[Collection entries]
[Start of section]

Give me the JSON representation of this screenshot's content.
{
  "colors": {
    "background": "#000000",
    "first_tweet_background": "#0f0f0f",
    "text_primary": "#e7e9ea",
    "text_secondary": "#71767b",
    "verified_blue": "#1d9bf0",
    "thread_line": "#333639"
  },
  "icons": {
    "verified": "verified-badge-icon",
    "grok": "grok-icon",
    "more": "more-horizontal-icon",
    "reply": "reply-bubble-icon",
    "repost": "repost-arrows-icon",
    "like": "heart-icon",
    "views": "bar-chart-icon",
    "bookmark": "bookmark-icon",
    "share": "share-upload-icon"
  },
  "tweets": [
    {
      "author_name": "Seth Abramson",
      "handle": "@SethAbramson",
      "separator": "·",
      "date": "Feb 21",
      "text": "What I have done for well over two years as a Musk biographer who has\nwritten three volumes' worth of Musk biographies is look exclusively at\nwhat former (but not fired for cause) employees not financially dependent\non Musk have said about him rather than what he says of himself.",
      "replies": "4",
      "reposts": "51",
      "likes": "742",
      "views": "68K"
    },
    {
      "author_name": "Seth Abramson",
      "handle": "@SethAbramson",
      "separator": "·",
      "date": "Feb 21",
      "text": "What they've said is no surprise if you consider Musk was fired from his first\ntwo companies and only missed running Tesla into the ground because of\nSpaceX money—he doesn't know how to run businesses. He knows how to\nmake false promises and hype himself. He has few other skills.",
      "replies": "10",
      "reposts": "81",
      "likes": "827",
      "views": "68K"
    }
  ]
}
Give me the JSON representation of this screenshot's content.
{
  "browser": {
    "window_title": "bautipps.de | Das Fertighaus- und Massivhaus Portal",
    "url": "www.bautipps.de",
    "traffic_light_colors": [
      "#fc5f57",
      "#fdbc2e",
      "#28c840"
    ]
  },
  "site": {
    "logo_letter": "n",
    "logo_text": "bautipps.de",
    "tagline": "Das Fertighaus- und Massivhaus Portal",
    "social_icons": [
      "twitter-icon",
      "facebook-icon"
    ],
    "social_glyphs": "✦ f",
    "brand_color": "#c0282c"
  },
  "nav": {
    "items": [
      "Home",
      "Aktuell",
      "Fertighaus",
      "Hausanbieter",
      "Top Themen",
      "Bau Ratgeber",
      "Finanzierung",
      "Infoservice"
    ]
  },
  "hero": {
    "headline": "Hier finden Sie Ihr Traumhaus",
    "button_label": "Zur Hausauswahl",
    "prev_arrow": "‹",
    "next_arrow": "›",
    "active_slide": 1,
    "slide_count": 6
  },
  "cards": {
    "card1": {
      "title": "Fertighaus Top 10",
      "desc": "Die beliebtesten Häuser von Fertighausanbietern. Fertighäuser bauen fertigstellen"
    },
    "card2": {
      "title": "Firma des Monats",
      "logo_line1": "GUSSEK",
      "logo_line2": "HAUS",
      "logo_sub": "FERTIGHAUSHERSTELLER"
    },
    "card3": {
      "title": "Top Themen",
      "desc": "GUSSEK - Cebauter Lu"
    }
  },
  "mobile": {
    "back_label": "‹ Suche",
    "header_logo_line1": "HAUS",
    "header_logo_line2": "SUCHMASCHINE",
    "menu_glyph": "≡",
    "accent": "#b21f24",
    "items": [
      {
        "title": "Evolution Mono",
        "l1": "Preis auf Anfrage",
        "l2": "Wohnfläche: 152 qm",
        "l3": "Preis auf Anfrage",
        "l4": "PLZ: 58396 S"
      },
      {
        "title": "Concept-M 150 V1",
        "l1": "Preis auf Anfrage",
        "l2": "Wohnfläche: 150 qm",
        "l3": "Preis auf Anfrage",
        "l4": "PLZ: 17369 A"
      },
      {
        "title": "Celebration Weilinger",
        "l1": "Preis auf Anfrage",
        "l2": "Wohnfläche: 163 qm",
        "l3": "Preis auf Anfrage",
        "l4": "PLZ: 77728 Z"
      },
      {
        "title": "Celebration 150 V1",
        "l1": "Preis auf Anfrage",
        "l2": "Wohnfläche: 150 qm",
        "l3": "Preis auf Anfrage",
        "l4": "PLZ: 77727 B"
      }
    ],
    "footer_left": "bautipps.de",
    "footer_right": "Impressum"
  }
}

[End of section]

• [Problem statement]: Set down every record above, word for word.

• [Answer to this problem]:
Give me the JSON representation of this screenshot's content.
{
  "colors": {
    "background": "#000000",
    "first_tweet_background": "#0f0f0f",
    "text_primary": "#e7e9ea",
    "text_secondary": "#71767b",
    "verified_blue": "#1d9bf0",
    "thread_line": "#333639"
  },
  "icons": {
    "verified": "verified-badge-icon",
    "grok": "grok-icon",
    "more": "more-horizontal-icon",
    "reply": "reply-bubble-icon",
    "repost": "repost-arrows-icon",
    "like": "heart-icon",
    "views": "bar-chart-icon",
    "bookmark": "bookmark-icon",
    "share": "share-upload-icon"
  },
  "tweets": [
    {
      "author_name": "Seth Abramson",
      "handle": "@SethAbramson",
      "separator": "·",
      "date": "Feb 21",
      "text": "What I have done for well over two years as a Musk biographer who has\nwritten three volumes' worth of Musk biographies is look exclusively at\nwhat former (but not fired for cause) employees not financially dependent\non Musk have said about him rather than what he says of himself.",
      "replies": "4",
      "reposts": "51",
      "likes": "742",
      "views": "68K"
    },
    {
      "author_name": "Seth Abramson",
      "handle": "@SethAbramson",
      "separator": "·",
      "date": "Feb 21",
      "text": "What they've said is no surprise if you consider Musk was fired from his first\ntwo companies and only missed running Tesla into the ground because of\nSpaceX money—he doesn't know how to run businesses. He knows how to\nmake false promises and hype himself. He has few other skills.",
      "replies": "10",
      "reposts": "81",
      "likes": "827",
      "views": "68K"
    }
  ]
}
Give me the JSON representation of this screenshot's content.
{
  "browser": {
    "window_title": "bautipps.de | Das Fertighaus- und Massivhaus Portal",
    "url": "www.bautipps.de",
    "traffic_light_colors": [
      "#fc5f57",
      "#fdbc2e",
      "#28c840"
    ]
  },
  "site": {
    "logo_letter": "n",
    "logo_text": "bautipps.de",
    "tagline": "Das Fertighaus- und Massivhaus Portal",
    "social_icons": [
      "twitter-icon",
      "facebook-icon"
    ],
    "social_glyphs": "✦ f",
    "brand_color": "#c0282c"
  },
  "nav": {
    "items": [
      "Home",
      "Aktuell",
      "Fertighaus",
      "Hausanbieter",
      "Top Themen",
      "Bau Ratgeber",
      "Finanzierung",
      "Infoservice"
    ]
  },
  "hero": {
    "headline": "Hier finden Sie Ihr Traumhaus",
    "button_label": "Zur Hausauswahl",
    "prev_arrow": "‹",
    "next_arrow": "›",
    "active_slide": 1,
    "slide_count": 6
  },
  "cards": {
    "card1": {
      "title": "Fertighaus Top 10",
      "desc": "Die beliebtesten Häuser von Fertighausanbietern. Fertighäuser bauen fertigstellen"
    },
    "card2": {
      "title": "Firma des Monats",
      "logo_line1": "GUSSEK",
      "logo_line2": "HAUS",
      "logo_sub": "FERTIGHAUSHERSTELLER"
    },
    "card3": {
      "title": "Top Themen",
      "desc": "GUSSEK - Cebauter Lu"
    }
  },
  "mobile": {
    "back_label": "‹ Suche",
    "header_logo_line1": "HAUS",
    "header_logo_line2": "SUCHMASCHINE",
    "menu_glyph": "≡",
    "accent": "#b21f24",
    "items": [
      {
        "title": "Evolution Mono",
        "l1": "Preis auf Anfrage",
        "l2": "Wohnfläche: 152 qm",
        "l3": "Preis auf Anfrage",
        "l4": "PLZ: 58396 S"
      },
      {
        "title": "Concept-M 150 V1",
        "l1": "Preis auf Anfrage",
        "l2": "Wohnfläche: 150 qm",
        "l3": "Preis auf Anfrage",
        "l4": "PLZ: 17369 A"
      },
      {
        "title": "Celebration Weilinger",
        "l1": "Preis auf Anfrage",
        "l2": "Wohnfläche: 163 qm",
        "l3": "Preis auf Anfrage",
        "l4": "PLZ: 77728 Z"
      },
      {
        "title": "Celebration 150 V1",
        "l1": "Preis auf Anfrage",
        "l2": "Wohnfläche: 150 qm",
        "l3": "Preis auf Anfrage",
        "l4": "PLZ: 77727 B"
      }
    ],
    "footer_left": "bautipps.de",
    "footer_right": "Impressum"
  }
}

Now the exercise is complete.